> _Task_: From the material below, copy each line that holds the word "title".

(Information shown)

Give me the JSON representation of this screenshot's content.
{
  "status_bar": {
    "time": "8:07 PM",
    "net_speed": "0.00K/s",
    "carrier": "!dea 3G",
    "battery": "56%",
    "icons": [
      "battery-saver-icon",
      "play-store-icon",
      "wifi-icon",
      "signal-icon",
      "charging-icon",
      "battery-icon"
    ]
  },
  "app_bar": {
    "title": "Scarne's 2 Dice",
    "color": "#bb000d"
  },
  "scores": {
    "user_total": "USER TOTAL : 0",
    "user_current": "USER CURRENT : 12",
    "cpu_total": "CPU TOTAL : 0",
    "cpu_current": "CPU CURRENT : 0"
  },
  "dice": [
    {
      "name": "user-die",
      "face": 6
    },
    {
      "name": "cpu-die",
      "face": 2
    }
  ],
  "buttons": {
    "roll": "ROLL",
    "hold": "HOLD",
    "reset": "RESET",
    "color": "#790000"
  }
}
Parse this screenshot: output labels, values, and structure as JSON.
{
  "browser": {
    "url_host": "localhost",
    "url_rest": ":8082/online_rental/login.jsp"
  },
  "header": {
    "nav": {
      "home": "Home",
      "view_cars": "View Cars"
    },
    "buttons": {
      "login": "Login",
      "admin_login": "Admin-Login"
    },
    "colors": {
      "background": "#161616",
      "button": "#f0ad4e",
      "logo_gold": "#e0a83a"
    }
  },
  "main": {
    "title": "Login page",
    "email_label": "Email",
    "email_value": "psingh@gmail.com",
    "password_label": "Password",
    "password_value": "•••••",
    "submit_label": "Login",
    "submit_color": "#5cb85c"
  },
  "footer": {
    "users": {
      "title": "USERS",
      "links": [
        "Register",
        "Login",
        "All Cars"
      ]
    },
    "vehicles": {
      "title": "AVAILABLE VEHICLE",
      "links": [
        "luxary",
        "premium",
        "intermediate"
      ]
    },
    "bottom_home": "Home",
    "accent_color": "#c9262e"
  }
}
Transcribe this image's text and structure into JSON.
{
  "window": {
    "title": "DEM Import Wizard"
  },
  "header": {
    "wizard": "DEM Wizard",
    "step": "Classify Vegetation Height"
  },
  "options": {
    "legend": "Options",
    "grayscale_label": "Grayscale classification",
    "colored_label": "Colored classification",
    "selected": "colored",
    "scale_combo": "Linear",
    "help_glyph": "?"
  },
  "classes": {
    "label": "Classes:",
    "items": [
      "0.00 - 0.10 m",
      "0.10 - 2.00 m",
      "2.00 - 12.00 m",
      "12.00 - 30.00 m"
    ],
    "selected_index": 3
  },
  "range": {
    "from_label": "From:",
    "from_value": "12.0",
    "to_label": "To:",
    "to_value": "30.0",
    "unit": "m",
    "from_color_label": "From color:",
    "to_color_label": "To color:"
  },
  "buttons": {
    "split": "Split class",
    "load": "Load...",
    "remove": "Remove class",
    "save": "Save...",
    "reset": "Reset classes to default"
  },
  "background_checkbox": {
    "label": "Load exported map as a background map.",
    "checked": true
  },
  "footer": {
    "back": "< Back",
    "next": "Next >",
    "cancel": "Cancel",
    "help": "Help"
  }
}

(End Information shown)

> _Response_:
    "title": "Scarne's 2 Dice",
    "title": "Login page",
      "title": "USERS",
      "title": "AVAILABLE VEHICLE",
    "title": "DEM Import Wizard"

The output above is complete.